Hempstead Town Supervisor Kate Murray confirmed her long-anticipated campaign for Nassau district attorney Monday, saying she is running to combat cybercrime and the local spike in heroin abuse, and that she'd be unafraid to investigate fellow Republicans who control town and county offices.
In an interview in an Italian restaurant in her hometown of Levittown, Murray, 52, called her campaign a "logical step" in a 20-year career that began as a lawyer in the state attorney general's office and continued with elected posts as an assemblywoman, Hempstead Town clerk and, for the past 12 years, Hempstead Town supervisor.

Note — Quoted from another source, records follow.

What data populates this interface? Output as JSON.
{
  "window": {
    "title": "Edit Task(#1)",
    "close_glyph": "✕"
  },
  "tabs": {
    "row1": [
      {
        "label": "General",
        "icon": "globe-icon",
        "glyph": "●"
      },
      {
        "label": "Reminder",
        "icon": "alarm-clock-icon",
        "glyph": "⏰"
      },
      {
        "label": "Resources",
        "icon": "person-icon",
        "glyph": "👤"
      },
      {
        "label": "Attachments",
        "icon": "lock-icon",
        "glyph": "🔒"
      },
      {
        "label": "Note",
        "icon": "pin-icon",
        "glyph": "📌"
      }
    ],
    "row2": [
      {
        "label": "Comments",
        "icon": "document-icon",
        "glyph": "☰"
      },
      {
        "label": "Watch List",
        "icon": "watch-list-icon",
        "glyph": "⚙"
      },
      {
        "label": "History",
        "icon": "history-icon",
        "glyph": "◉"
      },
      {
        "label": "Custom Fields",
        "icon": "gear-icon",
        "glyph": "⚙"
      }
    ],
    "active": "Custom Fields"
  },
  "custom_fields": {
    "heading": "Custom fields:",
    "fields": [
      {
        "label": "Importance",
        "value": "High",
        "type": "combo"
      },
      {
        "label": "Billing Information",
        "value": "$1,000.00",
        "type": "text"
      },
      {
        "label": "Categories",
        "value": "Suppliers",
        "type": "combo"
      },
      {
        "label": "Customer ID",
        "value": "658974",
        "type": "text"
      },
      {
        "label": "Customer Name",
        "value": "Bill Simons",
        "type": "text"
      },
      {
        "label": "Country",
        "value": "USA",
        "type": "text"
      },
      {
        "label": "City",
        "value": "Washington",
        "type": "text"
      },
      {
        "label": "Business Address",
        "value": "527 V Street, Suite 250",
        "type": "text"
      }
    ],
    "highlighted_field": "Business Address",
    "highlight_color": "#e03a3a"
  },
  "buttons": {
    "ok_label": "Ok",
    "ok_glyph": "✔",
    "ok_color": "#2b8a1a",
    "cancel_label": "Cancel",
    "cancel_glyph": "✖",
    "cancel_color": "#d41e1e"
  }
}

She said her experience as manager of the 700,000-resident town is more relevant than her lack of recent courtroom work. "The district attorney's office needs a proven leader, not just a lawyer who has never led," Murray said, referring to acting District Attorney Madeline Singas, a Democrat who will seek a full four-year term this fall. "And that's, quite frankly, the scenario here."ColumnMadeline Singas releases campaign video for Nassau DA — and takes a subtle swipe at GOP's Kate MurrayColumnNassau Democrats launch anti-Kate Murray website
Singas, who has been running the office since Democrat Kathleen Rice left for Congress in January, said Murray lacks experience in criminal law.

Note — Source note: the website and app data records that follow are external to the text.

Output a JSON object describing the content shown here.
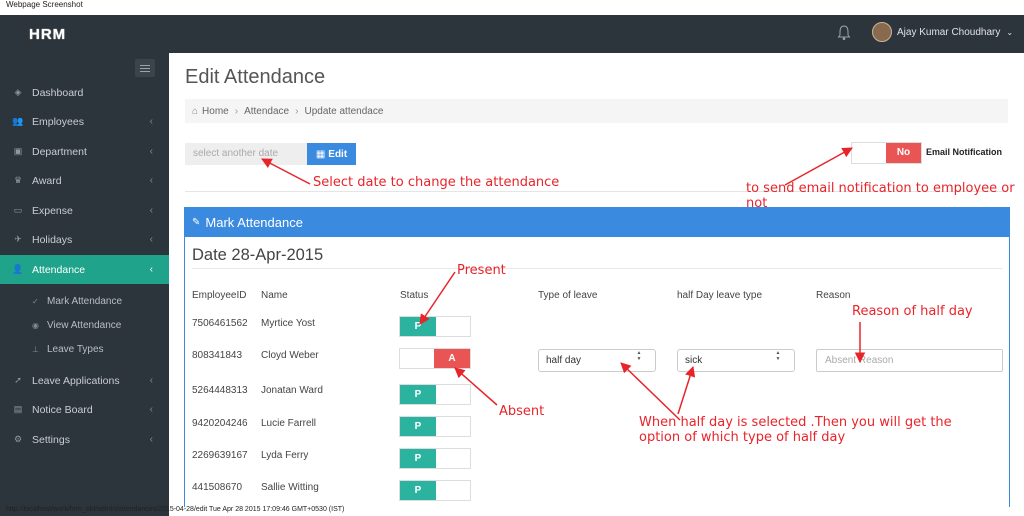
{
  "caption": "Webpage Screenshot",
  "status_url": "http://localhost/work/hrm_old/admin/attendances/2015-04-28/edit Tue Apr 28 2015 17:09:46 GMT+0530 (IST)",
  "topbar": {
    "brand": "HRM",
    "user_name": "Ajay Kumar Choudhary",
    "caret": "⌄",
    "icons": [
      "bell-icon",
      "avatar"
    ]
  },
  "sidebar": {
    "items": [
      {
        "label": "Dashboard",
        "icon": "dashboard-icon",
        "glyph": "◈",
        "chevron": ""
      },
      {
        "label": "Employees",
        "icon": "users-icon",
        "glyph": "👥",
        "chevron": "‹"
      },
      {
        "label": "Department",
        "icon": "briefcase-icon",
        "glyph": "▣",
        "chevron": "‹"
      },
      {
        "label": "Award",
        "icon": "trophy-icon",
        "glyph": "♛",
        "chevron": "‹"
      },
      {
        "label": "Expense",
        "icon": "money-icon",
        "glyph": "▭",
        "chevron": "‹"
      },
      {
        "label": "Holidays",
        "icon": "plane-icon",
        "glyph": "✈",
        "chevron": "‹"
      },
      {
        "label": "Attendance",
        "icon": "user-icon",
        "glyph": "👤",
        "chevron": "‹"
      },
      {
        "label": "Leave Applications",
        "icon": "rocket-icon",
        "glyph": "➚",
        "chevron": "‹"
      },
      {
        "label": "Notice Board",
        "icon": "clipboard-icon",
        "glyph": "▤",
        "chevron": "‹"
      },
      {
        "label": "Settings",
        "icon": "gears-icon",
        "glyph": "⚙",
        "chevron": "‹"
      }
    ],
    "sub_items": [
      {
        "label": "Mark Attendance",
        "icon": "check-icon",
        "glyph": "✓"
      },
      {
        "label": "View Attendance",
        "icon": "eye-icon",
        "glyph": "◉"
      },
      {
        "label": "Leave Types",
        "icon": "sitemap-icon",
        "glyph": "⊥"
      }
    ],
    "active_color": "#1fa38a"
  },
  "main": {
    "title": "Edit Attendance",
    "breadcrumb": [
      "Home",
      "Attendace",
      "Update attendace"
    ],
    "breadcrumb_home_icon": "⌂",
    "breadcrumb_sep": "›",
    "date_placeholder": "select another date",
    "edit_button": "Edit",
    "edit_icon": "▦",
    "email_toggle_value": "No",
    "email_label": "Email Notification"
  },
  "panel": {
    "title": "Mark Attendance",
    "title_icon": "✎",
    "date_heading": "Date 28-Apr-2015",
    "columns": [
      "EmployeeID",
      "Name",
      "Status",
      "Type of leave",
      "half Day leave type",
      "Reason"
    ],
    "rows": [
      {
        "id": "7506461562",
        "name": "Myrtice Yost",
        "status": "P"
      },
      {
        "id": "808341843",
        "name": "Cloyd Weber",
        "status": "A",
        "leave_type": "half day",
        "half_day_type": "sick",
        "reason_placeholder": "Absent Reason"
      },
      {
        "id": "5264448313",
        "name": "Jonatan Ward",
        "status": "P"
      },
      {
        "id": "9420204246",
        "name": "Lucie Farrell",
        "status": "P"
      },
      {
        "id": "2269639167",
        "name": "Lyda Ferry",
        "status": "P"
      },
      {
        "id": "441508670",
        "name": "Sallie Witting",
        "status": "P"
      }
    ],
    "select_arrow": "▲▼",
    "colors": {
      "present": "#2bb3a0",
      "absent": "#e95454",
      "header": "#3a8be0"
    }
  },
  "annotations": {
    "select_date": "Select date to change the attendance",
    "email": "to send email notification to employee or not",
    "present": "Present",
    "absent": "Absent",
    "reason": "Reason of half day",
    "half_day": "When half day is selected .Then you will get the option of which type of half day",
    "color": "#e8242a"
  }
}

"Madeline Singas is a prosecutor, not a politician," said Singas spokesman Isaac Goldberg, criticizing Murray's lack of recent legal experience. "Nassau County needs a tough, aggressive prosecutor as district attorney, and that's what Madeline Singas will be because that is what she's been her entire career."
Also running for DA is Michael Scotto, a former Manhattan prosecutor, who is challenging Singas for the Democratic nomination.

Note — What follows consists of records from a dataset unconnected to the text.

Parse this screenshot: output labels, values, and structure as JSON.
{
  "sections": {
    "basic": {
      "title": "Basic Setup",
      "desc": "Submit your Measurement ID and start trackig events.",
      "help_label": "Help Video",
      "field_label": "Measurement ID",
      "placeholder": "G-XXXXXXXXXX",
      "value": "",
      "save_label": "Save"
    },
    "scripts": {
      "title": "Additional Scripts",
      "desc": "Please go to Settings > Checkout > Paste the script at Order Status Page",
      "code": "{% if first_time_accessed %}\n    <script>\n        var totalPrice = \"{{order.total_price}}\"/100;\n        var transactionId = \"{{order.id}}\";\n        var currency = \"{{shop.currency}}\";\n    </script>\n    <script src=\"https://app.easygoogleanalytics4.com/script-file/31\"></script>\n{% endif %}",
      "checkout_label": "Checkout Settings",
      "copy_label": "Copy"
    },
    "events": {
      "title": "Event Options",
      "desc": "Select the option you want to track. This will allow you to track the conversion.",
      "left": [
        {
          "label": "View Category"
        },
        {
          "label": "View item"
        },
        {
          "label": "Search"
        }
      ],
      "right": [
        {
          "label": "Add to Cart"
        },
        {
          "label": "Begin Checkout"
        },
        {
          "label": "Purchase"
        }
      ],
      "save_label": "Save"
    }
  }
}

Murray, who has easily won all of her past races, acknowledged that this campaign was "more of a high-wire act" because she can't simultaneously seek a seventh two-year term as town supervisor if she runs for district attorney. But she said that law enforcement has always been an interest, citing her late father Norman Murray's career as an FBI agent.
A rally to formally announce Murray's district attorney campaign had been planned for Tuesday but was postponed following the death Monday of NYPD Officer Brian Moore, 25, of Massapequa, after he was shot in the head Saturday night while on duty in Queens.
Running for district attorney "will just continue my desire to protect residents," Murray said. She noted her implementation of public safety-related education campaigns in the town and her work on the Assembly's Codes Committee reviewing public safety legislation.
Murray said that, if elected, she would increase funding for anti-heroin efforts, citing a sharp increase in related deaths in Nassau over the past three years as proof that educational programs have been "woefully lacking." She also said the district attorney's office has "really lagged behind" in addressing computer and environmental crimes.
Murray declined to comment on Monday's arrest of State Senate Majority Leader Dean Skelos (R-Rockville Centre) on federal bribery and extortion charges, other than to call it a "sad day for anybody in public service." But she said she wouldn't let her party affiliation dictate her decisions as district attorney.
Republicans now control the county executive's office, the county legislature and two of Nassau's three towns. "There can be absolutely no politics, no bias, no political friendships -- nothing," Murray said. "That has to be left at the door, and that is exactly the way I will be as DA."